*THE TASK*:
Going through the lines below, tally those that include "value", and give only the number.
--- PROVIDED INFORMATION ---
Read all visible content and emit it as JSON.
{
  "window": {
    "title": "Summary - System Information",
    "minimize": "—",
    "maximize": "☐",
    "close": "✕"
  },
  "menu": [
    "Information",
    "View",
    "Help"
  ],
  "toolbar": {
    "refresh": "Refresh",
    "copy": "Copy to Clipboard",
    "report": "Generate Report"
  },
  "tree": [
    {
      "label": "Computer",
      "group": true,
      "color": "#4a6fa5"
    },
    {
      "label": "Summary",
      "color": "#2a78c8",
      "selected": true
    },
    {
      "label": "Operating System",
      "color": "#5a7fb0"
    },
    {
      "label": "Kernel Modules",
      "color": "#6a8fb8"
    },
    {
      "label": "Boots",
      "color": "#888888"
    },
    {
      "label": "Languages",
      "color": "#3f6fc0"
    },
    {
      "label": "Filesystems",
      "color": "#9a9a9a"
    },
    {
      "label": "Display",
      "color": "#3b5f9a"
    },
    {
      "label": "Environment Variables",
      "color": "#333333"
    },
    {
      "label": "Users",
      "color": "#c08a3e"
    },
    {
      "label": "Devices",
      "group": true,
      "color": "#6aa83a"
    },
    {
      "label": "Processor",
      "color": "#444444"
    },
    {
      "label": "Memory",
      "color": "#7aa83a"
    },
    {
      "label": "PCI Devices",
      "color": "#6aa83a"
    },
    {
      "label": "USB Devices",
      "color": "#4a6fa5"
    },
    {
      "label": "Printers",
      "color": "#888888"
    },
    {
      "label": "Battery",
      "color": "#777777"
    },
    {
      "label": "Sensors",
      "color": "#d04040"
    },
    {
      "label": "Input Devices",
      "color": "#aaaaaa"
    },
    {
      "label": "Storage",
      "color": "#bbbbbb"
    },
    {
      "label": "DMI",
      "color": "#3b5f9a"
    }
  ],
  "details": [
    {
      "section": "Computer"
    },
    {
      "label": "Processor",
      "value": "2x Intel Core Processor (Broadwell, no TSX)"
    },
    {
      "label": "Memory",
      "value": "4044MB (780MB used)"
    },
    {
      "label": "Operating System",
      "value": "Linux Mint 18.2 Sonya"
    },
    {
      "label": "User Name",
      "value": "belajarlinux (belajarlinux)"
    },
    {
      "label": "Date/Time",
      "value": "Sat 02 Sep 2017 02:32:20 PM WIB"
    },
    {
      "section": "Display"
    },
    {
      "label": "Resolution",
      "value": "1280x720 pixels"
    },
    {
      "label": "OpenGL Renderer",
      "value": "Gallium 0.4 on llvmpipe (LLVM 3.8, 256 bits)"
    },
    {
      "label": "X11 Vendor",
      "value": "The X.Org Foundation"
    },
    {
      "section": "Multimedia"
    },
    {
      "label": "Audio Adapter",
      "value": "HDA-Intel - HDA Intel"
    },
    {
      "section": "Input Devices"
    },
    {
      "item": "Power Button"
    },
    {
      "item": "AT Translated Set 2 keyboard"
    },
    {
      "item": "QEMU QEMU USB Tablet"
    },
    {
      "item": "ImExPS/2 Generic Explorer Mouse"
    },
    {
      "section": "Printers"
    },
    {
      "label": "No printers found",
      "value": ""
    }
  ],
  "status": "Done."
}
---
*RESULT OF THIS EXERCISE*:
10